Question asked by thomasM on Oct 22, 2013
Latest reply on Oct 24, 2013 by OliverSedlacek


I try to develop a special kind of transimpedance amplifier which is able to servo out a huge DC part of a AC signal. The signal of interest is modulated with 200 Hz up to 20 kHz with an amplitude of about 100 pA to 1 mA. The DC part varies between a few mA and about 300 mA. The whole electronic circuit should produce as low noise as possible. Temperature stability is, in turn, not a big issue. I´ve spend already some time to find appropriate solutions. One might be to use a integrator to servo out the DC component. However, I tried some simulations, unfortunately without success. One reason are the huge difference between AC and DC amplitude. Another way could be the use of 10 or more relatively percise operational amplifier  which amplify the AC as well as the DC component conected to the source in parallel. I guess the biggest deal is now the layout and the exact current distribution. Moreover, I´m not really sure if it is possible to build such a system in reality due to all the stability issues.

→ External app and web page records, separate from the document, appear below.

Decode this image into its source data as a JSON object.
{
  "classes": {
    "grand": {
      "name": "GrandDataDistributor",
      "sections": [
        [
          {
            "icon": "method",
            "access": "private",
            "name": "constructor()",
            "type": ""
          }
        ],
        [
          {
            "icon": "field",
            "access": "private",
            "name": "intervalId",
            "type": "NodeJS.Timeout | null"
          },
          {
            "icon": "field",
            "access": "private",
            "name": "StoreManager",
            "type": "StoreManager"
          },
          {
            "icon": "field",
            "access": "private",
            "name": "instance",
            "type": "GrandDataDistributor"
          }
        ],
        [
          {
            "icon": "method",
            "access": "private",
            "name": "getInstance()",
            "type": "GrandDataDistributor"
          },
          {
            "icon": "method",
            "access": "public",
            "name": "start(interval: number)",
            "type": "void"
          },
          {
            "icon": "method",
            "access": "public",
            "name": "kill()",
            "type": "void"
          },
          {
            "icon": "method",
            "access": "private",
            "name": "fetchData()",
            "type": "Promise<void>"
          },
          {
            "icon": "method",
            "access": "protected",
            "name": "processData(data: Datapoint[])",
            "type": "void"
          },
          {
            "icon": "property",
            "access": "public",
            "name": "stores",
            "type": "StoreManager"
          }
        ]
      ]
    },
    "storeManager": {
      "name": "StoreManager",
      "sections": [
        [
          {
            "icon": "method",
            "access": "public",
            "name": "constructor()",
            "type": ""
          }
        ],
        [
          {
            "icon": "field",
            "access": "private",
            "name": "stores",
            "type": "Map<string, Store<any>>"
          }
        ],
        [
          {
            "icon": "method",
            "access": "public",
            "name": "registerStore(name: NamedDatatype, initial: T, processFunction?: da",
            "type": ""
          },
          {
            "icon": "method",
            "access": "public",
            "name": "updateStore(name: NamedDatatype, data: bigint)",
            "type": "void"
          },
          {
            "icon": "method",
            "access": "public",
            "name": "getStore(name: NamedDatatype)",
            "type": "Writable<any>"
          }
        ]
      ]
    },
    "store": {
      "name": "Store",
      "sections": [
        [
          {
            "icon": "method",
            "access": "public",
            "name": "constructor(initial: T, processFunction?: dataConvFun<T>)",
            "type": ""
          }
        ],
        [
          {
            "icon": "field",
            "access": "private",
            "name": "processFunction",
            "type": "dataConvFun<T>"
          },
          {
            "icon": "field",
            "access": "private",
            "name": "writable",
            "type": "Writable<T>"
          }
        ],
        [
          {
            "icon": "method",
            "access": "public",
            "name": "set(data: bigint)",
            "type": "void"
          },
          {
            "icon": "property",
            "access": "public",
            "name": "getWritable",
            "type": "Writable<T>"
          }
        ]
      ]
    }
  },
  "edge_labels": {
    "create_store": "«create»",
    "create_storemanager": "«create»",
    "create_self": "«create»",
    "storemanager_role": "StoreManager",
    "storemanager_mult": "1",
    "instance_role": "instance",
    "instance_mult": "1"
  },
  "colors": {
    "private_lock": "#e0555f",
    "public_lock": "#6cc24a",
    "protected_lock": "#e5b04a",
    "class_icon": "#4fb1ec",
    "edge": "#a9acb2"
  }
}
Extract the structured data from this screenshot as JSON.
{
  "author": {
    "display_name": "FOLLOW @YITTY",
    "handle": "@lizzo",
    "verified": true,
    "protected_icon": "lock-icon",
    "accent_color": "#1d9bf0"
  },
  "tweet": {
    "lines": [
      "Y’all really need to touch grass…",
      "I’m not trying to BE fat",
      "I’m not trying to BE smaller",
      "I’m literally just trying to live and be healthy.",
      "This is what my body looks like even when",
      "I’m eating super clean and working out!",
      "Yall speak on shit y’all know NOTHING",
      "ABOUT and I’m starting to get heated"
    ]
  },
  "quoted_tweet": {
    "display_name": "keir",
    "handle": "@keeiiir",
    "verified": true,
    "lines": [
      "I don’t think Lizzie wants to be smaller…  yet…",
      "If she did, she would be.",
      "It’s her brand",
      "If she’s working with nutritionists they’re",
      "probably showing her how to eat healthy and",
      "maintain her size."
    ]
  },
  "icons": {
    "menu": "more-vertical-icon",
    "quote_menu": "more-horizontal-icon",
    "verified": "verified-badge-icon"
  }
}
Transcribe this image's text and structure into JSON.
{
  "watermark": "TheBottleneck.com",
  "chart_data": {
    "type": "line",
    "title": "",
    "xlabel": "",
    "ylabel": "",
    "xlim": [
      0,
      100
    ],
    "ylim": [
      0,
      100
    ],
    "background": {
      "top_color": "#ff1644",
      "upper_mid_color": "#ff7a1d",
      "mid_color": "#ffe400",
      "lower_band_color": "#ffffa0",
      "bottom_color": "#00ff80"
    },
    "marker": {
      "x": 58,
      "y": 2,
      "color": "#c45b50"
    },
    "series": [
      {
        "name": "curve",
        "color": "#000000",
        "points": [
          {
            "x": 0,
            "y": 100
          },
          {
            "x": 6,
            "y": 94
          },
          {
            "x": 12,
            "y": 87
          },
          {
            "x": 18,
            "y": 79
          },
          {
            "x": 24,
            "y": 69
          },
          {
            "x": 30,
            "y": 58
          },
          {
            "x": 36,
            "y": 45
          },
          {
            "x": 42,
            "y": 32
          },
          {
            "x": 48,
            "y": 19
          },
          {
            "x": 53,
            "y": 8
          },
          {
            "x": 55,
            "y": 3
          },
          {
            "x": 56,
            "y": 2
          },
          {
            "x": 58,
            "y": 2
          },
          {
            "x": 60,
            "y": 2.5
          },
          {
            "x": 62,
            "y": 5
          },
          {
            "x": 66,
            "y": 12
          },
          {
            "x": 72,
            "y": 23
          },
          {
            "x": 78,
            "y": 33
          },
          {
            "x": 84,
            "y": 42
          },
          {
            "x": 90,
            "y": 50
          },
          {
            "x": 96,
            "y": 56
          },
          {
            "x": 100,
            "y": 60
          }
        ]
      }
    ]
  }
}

Due to the measurement accuracy in the later application, I won´t use a simple shunt-instrumentation amplifier combination to measure the current.


Is there another (maybe more elegant) way to overcome my DC cancellation problem?